By Suzanne Basra, Content & Internal Communications Manager at Ogilvy UK
From 15 years as a commercial illustrator for clients including The Guardian, The New Yorker and The Mighty Boosh, to working as an artist, Mr Bingo took the Ogilvy stage to talk about his career, thinking differently and taking risks.
On his move from commercial illustrator to artist
Never a fan of working for clients, Mr Bingo prefers instead “a life without deadlines, meetings, conference calls, briefs, amends, feedback, people telling you what to do, drawing other peoples’ ideas”. Instead, in 2015 he launched a Kickstarter to fund a book about his Hate Mail project. Fast-forward three years and he’s now selling things he makes in his online shop, in Nelly Duff Gallery in East London and is also an active international speaker.
On becoming an artist, he says “I stopped working for clients, deleted my website and started calling myself an artist. Tip for you – if you want to rebrand just start calling yourself what you want to be and eventually you might become it. I started making stuff I believe in that I would buy and just hope there are people in the world who have similar taste”.
On Hate Mail
Created in 2011, Hate Mail was a project which involved Mr Bingo sending anyone who tweeted him their address and paid £50 (plus postage) a customized abusive postcard, illustrated by Mr Bingo himself.

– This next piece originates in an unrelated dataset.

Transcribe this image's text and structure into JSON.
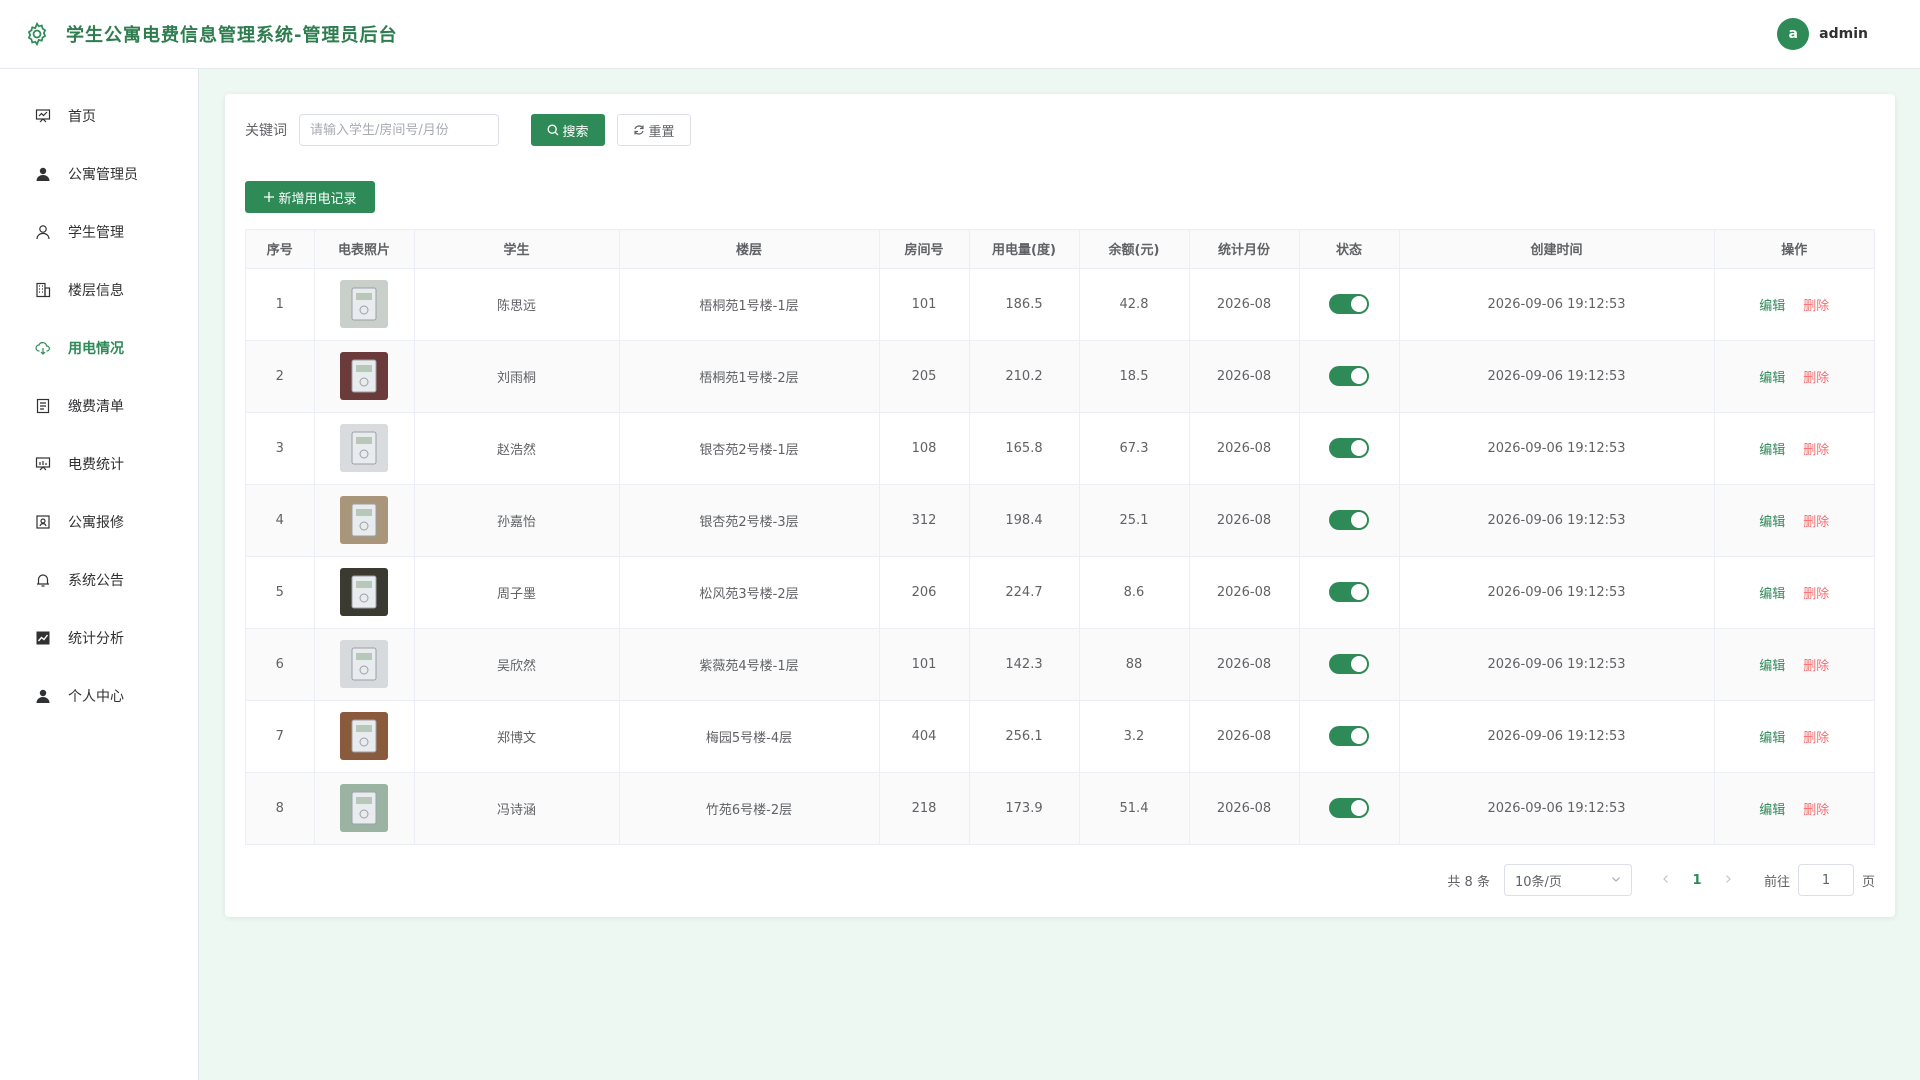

Admittedly not “business minded”, he found the fact supply was outweighing demand for the product to be an issue. To date, he has created 1093 hate mails but has stopped the project... for now.
The sheer volume of requests prompted him to create some of his best work for the project. He admits “some of your best work will come out when you really challenge yourself. Some of my best hate mail work came from setting myself a weird personal challenge. There are only a certain number of ways you can insult someone – so towards the end especially I had to constantly challenge myself to creative new hate mail”.
On doing things differently
Mr Bingo believes “if you do things differently it stands out and people are more likely to be into it and send it to their friends”.
One such example is his unusual approach to Black Friday. Where other brands cut their prices, on Mr Bingo’s online shop prices increase by 25%. What’s even more unusual is that rather than the response being a drop in sales, Black Friday sees the most sales of the year for his online store.
Mr Bingo believes this is because “so many people love playing the game and they buy from the store on Black Friday just to take part in this experiment”.
Find out more about Mr Bingo and his work here.